■ **Exercise brief**
Output the number of lines in the material below containing "username" and nothing more.

■ **Record extracts**

╔══

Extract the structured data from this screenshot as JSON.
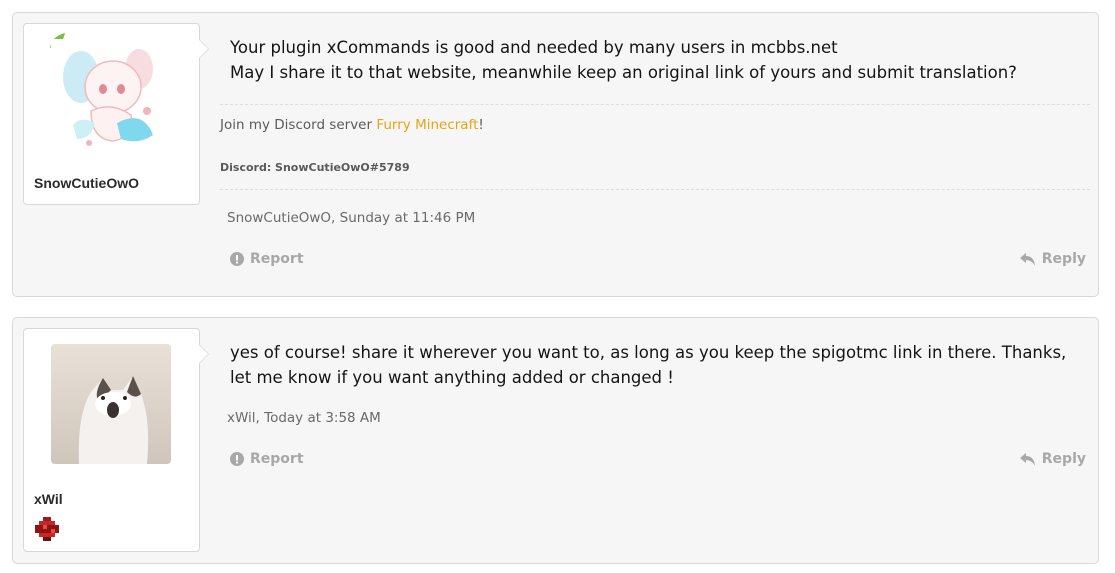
{
  "posts": [
    {
      "username": "SnowCutieOwO",
      "message_lines": [
        "Your plugin xCommands is good and needed by many users in mcbbs.net",
        "May I share it to that website, meanwhile keep an original link of yours and submit translation?"
      ],
      "signature": {
        "text_before": "Join my Discord server ",
        "link_text": "Furry Minecraft",
        "text_after": "!",
        "discord": "Discord: SnowCutieOwO#5789"
      },
      "meta": "SnowCutieOwO, Sunday at 11:46 PM",
      "report_label": "Report",
      "reply_label": "Reply"
    },
    {
      "username": "xWil",
      "message": "yes of course! share it wherever you want to, as long as you keep the spigotmc link in there. Thanks, let me know if you want anything added or changed !",
      "meta": "xWil, Today at 3:58 AM",
      "report_label": "Report",
      "reply_label": "Reply"
    }
  ],
  "colors": {
    "link": "#e5a515",
    "muted": "#a8a8a8",
    "online": "#7cc242"
  },
  "icons": [
    "online-badge-icon",
    "report-icon",
    "reply-icon",
    "redstone-trophy-icon"
  ]
}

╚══

■ **Answer to this problem**
2